P.S. Dear Emma, I am very much resigned to my lot, knowing I am justified and have done the best that could be done. Give my love to the children and all my friends.…as for treason—I know that I have not committed any, and they cannot prove an appearance of anything of the kind, so you need not have any fears that anything can happen to us on that score. May God bless you all. Amen.
A Mormon friend, Cyrus Wheelock, obtained a pass . from the Governor early that morning. During a shower he put on his overcoat and went to the jail. On the strength of the pass, the guards allowed him to enter without searching him. Joseph ordered Wheelock to ride to Nauvoo with orders to the Legion to refrain from any military display and to the people to stay indoors and not to gather in groups while the Governor and his military escort were there. Before Wheelock left he took from under the overcoat, where he had concealed it, a six-shooter of the sort then popularly known as an “Alien’s Pokerbox” and secretly placed it in Joseph’s pocket. Joseph then turned over to Hyrum a pistol with a single barrel which had also been smuggled into the jail by a Mormon friend.

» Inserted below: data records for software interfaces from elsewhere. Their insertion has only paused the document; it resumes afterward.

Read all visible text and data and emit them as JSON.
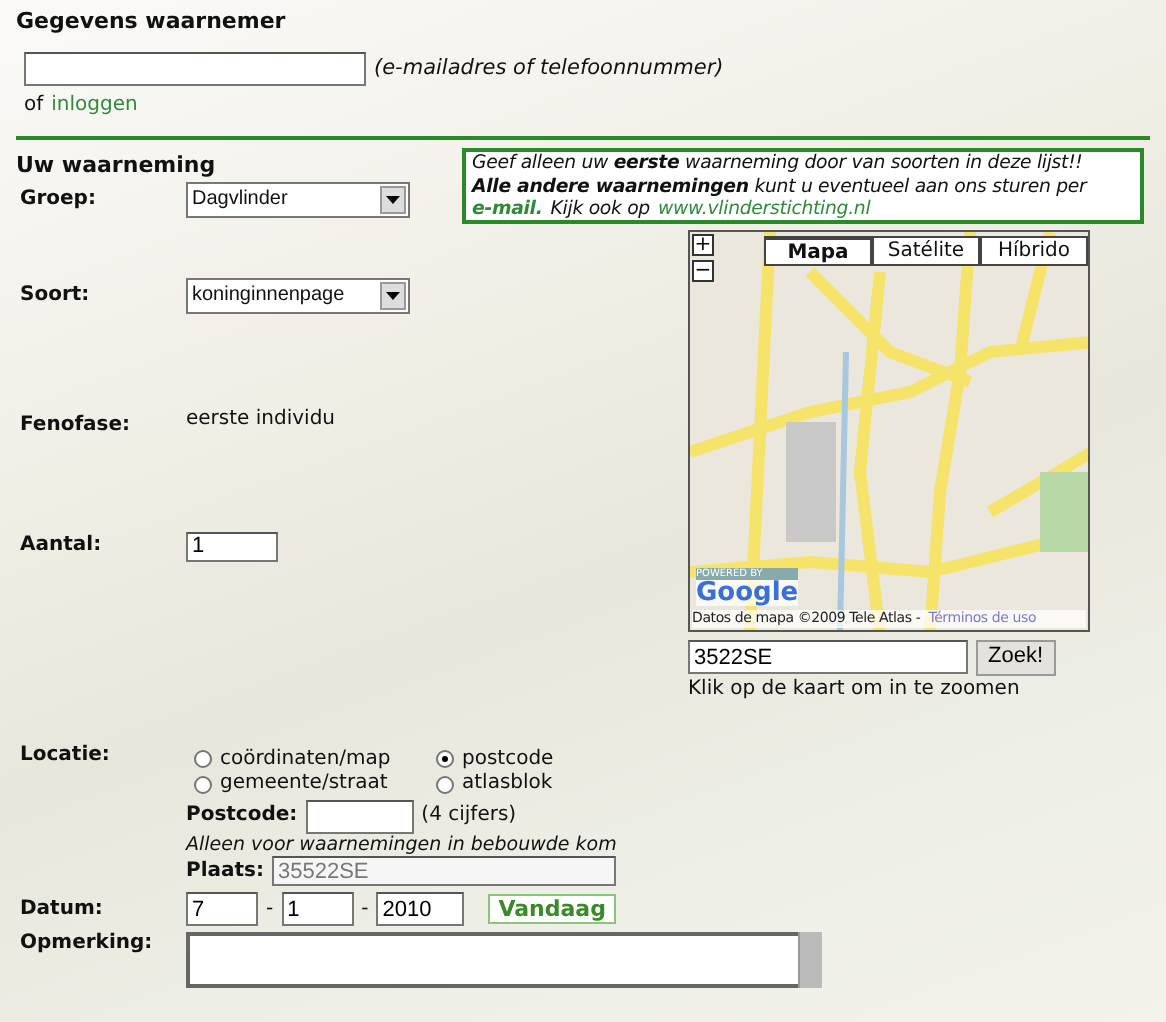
{
  "observer": {
    "title": "Gegevens waarnemer",
    "contact_hint": "(e-mailadres of telefoonnummer)",
    "login_prefix": "of",
    "login_link": "inloggen"
  },
  "observation": {
    "title": "Uw waarneming",
    "notice": {
      "line1": "Geef alleen uw **eerste** waarneming door van soorten in deze lijst!!",
      "line2": "**Alle andere waarnemingen** kunt u eventueel aan ons sturen per",
      "email_link": "e-mail.",
      "line3": "Kijk ook op",
      "site_link": "www.vlinderstichting.nl"
    },
    "fields": [
      {
        "kind": "select",
        "label": "Groep:",
        "value": "Dagvlinder"
      },
      {
        "kind": "select",
        "label": "Soort:",
        "value": "koninginnenpage"
      },
      {
        "kind": "text",
        "label": "Fenofase:",
        "value": "eerste individu"
      },
      {
        "kind": "input",
        "label": "Aantal:",
        "value": "1"
      }
    ]
  },
  "map": {
    "zoom_in": "+",
    "zoom_out": "−",
    "tabs": [
      {
        "label": "Mapa",
        "selected": true
      },
      {
        "label": "Satélite",
        "selected": false
      },
      {
        "label": "Híbrido",
        "selected": false
      }
    ],
    "powered_by": "POWERED BY",
    "logo": "Google",
    "attribution": "Datos de mapa ©2009 Tele Atlas -",
    "terms_link": "Términos de uso",
    "search_value": "3522SE",
    "search_button": "Zoek!",
    "hint": "Klik op de kaart om in te zoomen"
  },
  "location": {
    "label": "Locatie:",
    "options": [
      {
        "label": "coördinaten/map",
        "selected": false
      },
      {
        "label": "postcode",
        "selected": true
      },
      {
        "label": "gemeente/straat",
        "selected": false
      },
      {
        "label": "atlasblok",
        "selected": false
      }
    ],
    "postcode_label": "Postcode:",
    "postcode_hint": "(4 cijfers)",
    "note": "Alleen voor waarnemingen in bebouwde kom",
    "place_label": "Plaats:",
    "place_value": "35522SE",
    "place_disabled": true
  },
  "date": {
    "label": "Datum:",
    "day": "7",
    "separator1": "-",
    "month": "1",
    "separator2": "-",
    "year": "2010",
    "today_button": "Vandaag"
  },
  "remark": {
    "label": "Opmerking:"
  }
}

After eating his noon meal that day Willard Richards, understandably nervous from the tension growing both outside and inside the jail, complained of feeling ill. Joseph asked another of his Mormon companions to get something for Richards that “would settle his stomach.” Engaged on that errand, the friend was surrounded by members of the Carthage street mob and forced to ride out of town. Now besides Joseph and Hyrum there were only two men left in the big upstairs room—Willard Richards—a big wide-faced New England doctor, a year older than Joseph, who had joined the church at Kirtland, where he was baptized by his cousin, Brigham Young; and John Taylor, of English birth, a slight man of thirty-six. Both were members of the Quorum of the Twelve Apostles, all others being absent on important missions.
As the afternoon wore on, its heat and the dampness of the air increased. The men lounged near the open windows in their shirtsleeves. Little was said. The jailer, probably more aware than his charges of the waiting mood of the silent little town, came in to suggest that they might be safer in the small locked cells. Joseph said they would enter them after supper. He said to Willard Richards, “If we go into the cell, will you go with us?”
Richards replied: “Brother Joseph, you did not ask me to cross the river with you—you did not ask me to come to Carthage—you did not ask me to come to jail with you—and do you think I would forsake you now? But I will tell you what I will do; if you are condemned to be hung for treason, I will be hung in your stead, and you shall go free.”
Joseph said, “You cannot.”
“I will,” said his friend.
Then Joseph asked John Taylor to sing for him a religious ballad that had recently become popular in Nauvoo—“A Poor Wayfaring Man of Grief.” A few stanzas will summarize its story and meaning: